Speaking in the Chamber, Mrs Cameron said "The present NICE guidelines recommend that Nintedanib and Pirfenidone should only be prescribed when a patients lung function has deteriorated to a specific level of 50%-80%. This was based on NICE’s appraisal of past evidence for the clinical and cost-effectiveness of the treatments. This strict criteria leaves many who would benefit from these drugs waiting for the inevitable time when their lung capacity would deteriorate further until they could access them.
Anti-fibrotic drugs can prolong and improve the quality of life for sufferers. In Europe, the United States, Canada and New Zealand, they are prescribed on diagnosis. But current guidance in the UK says they should only be prescribed when a patient's lung function is within a certain range and they may be stopped if lung function drops below that range.
Following the campaign which was supported by many Members of Parliament, MLAs, and members of the other devolved Assemblies, NICE published a statement in late May 2021 announcing a part-review of the existing guidance for both Nintedanib and Pirfenidone. This review would consider the patient population not currently recommended to receive this drug treatment.
There was great excitement and relief at the time of NICE’s announcement.

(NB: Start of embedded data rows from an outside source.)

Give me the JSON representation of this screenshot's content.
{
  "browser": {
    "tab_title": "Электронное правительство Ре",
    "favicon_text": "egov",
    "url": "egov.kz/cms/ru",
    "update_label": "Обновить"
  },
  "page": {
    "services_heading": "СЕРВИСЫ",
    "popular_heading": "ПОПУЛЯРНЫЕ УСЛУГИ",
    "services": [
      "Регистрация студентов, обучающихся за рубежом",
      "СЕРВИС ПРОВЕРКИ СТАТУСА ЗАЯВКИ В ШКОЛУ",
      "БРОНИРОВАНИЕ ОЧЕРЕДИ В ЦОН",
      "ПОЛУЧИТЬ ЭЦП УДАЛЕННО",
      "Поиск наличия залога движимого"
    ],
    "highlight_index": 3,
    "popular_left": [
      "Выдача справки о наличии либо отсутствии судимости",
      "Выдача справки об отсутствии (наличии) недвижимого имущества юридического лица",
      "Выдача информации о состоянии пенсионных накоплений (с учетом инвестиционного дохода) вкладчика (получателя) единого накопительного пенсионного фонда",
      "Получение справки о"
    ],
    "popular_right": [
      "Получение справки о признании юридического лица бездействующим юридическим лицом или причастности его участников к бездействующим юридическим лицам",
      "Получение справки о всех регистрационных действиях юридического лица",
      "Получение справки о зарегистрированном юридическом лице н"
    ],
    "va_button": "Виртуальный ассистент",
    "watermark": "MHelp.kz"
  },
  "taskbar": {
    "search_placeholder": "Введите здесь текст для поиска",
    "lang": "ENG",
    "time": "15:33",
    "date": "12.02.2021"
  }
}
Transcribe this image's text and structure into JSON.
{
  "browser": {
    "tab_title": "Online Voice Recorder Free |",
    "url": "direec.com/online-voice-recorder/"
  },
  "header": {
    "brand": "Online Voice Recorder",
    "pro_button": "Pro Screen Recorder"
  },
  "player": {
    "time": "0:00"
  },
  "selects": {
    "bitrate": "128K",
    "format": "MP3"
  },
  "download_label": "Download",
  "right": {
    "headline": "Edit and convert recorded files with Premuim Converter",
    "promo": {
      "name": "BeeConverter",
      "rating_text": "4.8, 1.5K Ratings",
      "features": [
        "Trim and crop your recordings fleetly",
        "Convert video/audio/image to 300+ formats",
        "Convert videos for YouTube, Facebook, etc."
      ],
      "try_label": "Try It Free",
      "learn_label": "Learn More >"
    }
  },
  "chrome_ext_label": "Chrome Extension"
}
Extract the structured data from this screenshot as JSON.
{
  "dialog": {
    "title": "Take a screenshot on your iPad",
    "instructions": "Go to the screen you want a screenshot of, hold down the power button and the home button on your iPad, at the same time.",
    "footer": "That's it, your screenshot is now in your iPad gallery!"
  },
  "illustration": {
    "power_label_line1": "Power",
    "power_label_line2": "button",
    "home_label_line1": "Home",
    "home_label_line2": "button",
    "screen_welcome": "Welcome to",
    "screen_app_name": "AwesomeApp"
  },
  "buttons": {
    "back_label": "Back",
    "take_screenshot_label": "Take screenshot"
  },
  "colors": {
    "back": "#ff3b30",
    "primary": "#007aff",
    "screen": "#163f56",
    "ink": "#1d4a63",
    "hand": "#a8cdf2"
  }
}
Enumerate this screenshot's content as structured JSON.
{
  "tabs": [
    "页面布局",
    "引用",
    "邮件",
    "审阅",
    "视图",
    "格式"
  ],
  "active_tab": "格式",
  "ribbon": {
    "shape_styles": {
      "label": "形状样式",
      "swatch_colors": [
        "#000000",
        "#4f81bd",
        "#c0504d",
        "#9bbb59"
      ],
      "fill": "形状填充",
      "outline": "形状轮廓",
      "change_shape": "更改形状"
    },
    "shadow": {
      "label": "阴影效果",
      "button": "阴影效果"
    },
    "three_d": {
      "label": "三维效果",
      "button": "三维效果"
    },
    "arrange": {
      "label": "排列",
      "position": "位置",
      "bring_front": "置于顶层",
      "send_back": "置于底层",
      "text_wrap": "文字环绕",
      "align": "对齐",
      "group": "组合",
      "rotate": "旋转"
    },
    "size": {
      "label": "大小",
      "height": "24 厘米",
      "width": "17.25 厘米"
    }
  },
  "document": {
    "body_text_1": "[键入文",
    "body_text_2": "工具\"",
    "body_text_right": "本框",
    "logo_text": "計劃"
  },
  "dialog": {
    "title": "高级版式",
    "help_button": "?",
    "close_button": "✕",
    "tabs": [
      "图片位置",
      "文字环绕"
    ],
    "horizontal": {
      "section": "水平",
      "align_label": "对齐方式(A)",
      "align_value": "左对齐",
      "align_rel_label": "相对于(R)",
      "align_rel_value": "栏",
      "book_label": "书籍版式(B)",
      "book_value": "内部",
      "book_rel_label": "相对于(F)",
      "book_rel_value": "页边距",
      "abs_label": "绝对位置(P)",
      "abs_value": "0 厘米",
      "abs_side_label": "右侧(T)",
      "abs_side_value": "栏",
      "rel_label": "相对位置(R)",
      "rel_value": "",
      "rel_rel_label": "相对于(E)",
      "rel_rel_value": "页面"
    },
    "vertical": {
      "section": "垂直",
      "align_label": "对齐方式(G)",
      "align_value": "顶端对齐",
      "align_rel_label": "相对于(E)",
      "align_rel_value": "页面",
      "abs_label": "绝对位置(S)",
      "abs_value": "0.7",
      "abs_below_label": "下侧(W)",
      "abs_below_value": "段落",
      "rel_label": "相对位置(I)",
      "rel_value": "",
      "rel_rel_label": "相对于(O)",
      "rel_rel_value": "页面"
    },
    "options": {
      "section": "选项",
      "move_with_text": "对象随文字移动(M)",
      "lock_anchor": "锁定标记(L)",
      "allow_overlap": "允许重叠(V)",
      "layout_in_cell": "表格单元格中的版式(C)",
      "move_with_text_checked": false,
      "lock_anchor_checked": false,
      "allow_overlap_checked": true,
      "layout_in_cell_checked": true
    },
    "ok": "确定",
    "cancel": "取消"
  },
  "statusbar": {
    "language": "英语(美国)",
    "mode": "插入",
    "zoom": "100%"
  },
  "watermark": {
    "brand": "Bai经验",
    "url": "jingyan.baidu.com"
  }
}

Hope was now on the horizon for many who knew these drugs would greatly improve their standard of living and prolong life.
Disappointingly, the Northern Trust Pulmonary Fibrosis Group have been made aware that this part-review has not commenced since it’s announcement earlier this year, meaning further delay ahead.
Concluding her speech, Mrs Cameron called upon the National Institute for Health and Care Excellence to urgently commence the review period and stated that "Northern Irish, and indeed other Pulmonary fibrosis sufferers from other parts of the UK, should not be forced to wait any longer for the treatment they need."